## What you should do
Please show each line of the listing where "Exception" is present.
________
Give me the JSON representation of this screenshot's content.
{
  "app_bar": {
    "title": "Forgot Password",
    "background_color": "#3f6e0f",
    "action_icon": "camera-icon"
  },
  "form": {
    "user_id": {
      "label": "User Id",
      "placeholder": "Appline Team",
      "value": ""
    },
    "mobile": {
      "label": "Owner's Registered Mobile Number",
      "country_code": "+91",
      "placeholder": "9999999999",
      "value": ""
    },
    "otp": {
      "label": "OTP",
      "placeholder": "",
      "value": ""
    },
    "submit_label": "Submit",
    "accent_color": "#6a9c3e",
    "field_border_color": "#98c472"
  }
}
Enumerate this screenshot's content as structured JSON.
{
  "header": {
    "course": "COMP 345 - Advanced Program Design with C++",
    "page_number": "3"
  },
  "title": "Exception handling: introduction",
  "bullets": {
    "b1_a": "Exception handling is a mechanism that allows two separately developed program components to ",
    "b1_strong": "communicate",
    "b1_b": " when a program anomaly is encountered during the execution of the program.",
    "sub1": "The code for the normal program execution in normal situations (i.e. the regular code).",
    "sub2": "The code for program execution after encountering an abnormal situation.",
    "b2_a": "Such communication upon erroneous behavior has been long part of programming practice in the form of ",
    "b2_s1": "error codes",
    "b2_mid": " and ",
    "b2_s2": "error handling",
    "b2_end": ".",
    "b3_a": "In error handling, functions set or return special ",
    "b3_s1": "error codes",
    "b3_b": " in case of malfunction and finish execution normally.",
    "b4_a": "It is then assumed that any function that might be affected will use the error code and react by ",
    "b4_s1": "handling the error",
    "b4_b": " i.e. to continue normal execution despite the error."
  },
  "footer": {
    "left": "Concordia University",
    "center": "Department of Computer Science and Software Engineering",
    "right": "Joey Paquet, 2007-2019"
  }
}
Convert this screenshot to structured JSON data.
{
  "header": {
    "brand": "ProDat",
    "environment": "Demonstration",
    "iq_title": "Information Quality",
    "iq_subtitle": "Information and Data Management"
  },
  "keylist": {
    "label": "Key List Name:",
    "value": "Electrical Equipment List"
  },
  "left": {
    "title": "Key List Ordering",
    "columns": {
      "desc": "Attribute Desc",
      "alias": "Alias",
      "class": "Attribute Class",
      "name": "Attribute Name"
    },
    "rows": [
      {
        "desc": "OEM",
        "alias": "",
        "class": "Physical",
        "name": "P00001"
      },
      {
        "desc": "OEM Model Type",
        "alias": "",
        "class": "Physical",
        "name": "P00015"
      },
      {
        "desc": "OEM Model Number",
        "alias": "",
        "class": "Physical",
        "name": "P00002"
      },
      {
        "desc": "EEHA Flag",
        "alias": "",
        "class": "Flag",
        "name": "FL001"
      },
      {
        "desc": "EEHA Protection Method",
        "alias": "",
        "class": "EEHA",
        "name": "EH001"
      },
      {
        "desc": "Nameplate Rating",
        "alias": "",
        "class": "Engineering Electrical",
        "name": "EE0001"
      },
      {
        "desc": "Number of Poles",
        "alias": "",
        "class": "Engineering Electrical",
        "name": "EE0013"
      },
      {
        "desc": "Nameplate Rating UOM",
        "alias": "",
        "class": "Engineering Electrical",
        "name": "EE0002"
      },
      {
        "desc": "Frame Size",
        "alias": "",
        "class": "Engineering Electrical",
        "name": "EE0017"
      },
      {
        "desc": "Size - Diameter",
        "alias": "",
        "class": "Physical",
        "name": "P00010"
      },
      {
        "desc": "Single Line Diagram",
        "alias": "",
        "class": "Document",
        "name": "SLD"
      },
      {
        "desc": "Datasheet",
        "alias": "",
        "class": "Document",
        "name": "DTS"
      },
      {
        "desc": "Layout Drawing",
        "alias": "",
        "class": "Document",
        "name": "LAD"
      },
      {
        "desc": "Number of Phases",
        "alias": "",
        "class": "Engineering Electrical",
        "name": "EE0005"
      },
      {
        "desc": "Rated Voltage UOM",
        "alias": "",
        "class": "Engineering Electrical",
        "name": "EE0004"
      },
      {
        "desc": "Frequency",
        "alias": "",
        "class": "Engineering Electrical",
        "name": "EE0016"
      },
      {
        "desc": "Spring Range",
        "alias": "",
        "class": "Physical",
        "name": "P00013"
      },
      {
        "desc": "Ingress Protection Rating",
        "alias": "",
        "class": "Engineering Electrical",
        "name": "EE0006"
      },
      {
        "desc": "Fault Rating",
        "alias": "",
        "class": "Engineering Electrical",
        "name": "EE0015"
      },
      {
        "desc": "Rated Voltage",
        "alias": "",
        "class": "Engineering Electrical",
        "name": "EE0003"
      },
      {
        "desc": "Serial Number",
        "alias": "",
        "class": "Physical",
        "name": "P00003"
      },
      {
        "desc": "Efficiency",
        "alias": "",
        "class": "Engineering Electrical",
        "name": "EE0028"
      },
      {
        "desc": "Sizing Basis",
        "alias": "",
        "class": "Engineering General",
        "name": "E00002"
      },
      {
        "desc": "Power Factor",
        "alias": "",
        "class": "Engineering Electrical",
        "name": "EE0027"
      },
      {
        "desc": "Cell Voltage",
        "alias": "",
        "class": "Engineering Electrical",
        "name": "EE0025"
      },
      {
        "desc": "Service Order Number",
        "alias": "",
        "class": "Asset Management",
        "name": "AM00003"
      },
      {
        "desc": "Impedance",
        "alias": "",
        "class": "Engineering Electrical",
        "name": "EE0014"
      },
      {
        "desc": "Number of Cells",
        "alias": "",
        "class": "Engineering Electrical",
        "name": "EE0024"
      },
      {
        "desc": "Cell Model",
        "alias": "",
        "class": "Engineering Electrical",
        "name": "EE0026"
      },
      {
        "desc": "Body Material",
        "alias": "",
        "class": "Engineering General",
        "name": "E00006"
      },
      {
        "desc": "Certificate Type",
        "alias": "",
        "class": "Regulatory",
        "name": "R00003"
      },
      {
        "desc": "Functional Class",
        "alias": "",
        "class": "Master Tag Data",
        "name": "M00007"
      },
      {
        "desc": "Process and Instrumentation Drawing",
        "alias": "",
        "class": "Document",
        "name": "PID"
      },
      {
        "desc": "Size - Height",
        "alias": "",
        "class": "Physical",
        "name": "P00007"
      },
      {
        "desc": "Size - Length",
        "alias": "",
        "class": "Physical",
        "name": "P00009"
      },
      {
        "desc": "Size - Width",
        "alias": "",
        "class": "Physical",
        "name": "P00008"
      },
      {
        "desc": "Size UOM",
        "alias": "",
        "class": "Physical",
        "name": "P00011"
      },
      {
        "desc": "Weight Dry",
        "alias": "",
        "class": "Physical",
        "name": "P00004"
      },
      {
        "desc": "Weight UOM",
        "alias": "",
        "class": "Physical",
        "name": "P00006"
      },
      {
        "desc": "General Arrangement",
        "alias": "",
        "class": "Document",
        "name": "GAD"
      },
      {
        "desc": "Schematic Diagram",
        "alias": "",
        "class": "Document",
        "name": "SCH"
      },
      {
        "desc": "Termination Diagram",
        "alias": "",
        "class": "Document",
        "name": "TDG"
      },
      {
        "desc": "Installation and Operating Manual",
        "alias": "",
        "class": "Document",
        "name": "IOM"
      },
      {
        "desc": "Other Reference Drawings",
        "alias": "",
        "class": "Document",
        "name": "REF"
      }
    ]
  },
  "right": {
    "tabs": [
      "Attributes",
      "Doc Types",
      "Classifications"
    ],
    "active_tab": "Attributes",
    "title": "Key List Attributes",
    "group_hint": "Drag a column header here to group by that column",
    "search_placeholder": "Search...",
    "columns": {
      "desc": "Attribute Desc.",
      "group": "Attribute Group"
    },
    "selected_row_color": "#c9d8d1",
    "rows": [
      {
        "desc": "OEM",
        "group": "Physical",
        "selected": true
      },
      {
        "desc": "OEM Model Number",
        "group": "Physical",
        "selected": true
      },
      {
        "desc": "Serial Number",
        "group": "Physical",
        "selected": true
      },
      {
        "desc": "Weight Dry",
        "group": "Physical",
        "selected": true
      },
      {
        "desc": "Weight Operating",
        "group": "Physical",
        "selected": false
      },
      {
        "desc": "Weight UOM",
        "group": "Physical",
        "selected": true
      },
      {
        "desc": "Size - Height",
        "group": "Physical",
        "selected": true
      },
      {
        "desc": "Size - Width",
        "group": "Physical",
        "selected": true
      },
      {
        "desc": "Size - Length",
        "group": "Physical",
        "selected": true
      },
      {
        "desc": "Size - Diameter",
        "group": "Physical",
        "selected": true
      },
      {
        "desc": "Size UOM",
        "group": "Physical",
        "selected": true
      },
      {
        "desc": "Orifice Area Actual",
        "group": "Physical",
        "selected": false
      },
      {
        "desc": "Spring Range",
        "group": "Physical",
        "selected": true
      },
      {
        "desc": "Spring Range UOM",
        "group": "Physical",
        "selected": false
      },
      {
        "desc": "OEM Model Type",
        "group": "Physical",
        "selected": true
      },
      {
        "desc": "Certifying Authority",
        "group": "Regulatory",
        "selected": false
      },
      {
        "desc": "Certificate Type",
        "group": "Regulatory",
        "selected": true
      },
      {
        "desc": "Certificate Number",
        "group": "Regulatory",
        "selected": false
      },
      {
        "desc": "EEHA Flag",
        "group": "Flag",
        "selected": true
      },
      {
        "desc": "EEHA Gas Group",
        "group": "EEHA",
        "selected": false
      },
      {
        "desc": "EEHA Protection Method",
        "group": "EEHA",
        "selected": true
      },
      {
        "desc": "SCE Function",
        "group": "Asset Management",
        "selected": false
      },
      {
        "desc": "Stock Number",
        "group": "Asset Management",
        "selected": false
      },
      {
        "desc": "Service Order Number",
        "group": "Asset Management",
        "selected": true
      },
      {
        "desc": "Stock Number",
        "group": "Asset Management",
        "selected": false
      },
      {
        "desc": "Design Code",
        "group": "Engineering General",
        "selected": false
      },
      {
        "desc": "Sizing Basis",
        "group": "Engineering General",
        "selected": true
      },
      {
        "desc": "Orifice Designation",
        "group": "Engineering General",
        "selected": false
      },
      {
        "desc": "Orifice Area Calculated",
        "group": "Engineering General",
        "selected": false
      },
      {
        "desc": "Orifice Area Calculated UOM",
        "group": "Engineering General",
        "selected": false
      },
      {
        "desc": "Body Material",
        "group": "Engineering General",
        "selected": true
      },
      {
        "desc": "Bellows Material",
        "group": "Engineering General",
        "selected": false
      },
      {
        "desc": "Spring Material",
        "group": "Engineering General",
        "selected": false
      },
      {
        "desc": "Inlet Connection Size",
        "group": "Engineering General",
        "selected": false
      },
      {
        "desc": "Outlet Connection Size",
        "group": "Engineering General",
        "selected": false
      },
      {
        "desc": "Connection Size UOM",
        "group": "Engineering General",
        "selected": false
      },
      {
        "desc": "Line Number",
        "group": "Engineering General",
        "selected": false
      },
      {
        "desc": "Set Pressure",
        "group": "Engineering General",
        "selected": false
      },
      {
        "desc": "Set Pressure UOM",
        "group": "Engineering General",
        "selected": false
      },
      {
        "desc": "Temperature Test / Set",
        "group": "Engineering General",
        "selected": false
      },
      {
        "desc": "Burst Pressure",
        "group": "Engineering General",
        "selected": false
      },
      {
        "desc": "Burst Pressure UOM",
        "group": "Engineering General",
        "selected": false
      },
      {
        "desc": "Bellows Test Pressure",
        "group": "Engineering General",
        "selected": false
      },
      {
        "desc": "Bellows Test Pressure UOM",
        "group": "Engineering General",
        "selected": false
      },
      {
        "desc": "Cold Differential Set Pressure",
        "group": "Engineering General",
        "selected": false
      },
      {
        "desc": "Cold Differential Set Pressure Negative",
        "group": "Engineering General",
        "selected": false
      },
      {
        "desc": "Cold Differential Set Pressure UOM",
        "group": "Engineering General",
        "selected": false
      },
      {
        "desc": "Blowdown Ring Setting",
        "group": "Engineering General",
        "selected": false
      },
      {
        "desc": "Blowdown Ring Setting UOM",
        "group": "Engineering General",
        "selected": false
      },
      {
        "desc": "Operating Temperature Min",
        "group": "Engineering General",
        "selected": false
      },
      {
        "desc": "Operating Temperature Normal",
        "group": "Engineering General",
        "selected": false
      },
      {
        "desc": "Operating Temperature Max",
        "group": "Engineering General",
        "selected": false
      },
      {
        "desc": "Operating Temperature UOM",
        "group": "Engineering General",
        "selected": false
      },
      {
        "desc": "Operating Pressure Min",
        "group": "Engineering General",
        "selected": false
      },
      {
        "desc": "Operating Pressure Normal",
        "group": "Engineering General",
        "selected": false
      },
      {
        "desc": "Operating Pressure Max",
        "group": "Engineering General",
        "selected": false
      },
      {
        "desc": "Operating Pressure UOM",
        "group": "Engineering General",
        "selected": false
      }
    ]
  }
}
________
## Written answer
  "title": "Exception handling: introduction",
    "b1_a": "Exception handling is a mechanism that allows two separately developed program components to ",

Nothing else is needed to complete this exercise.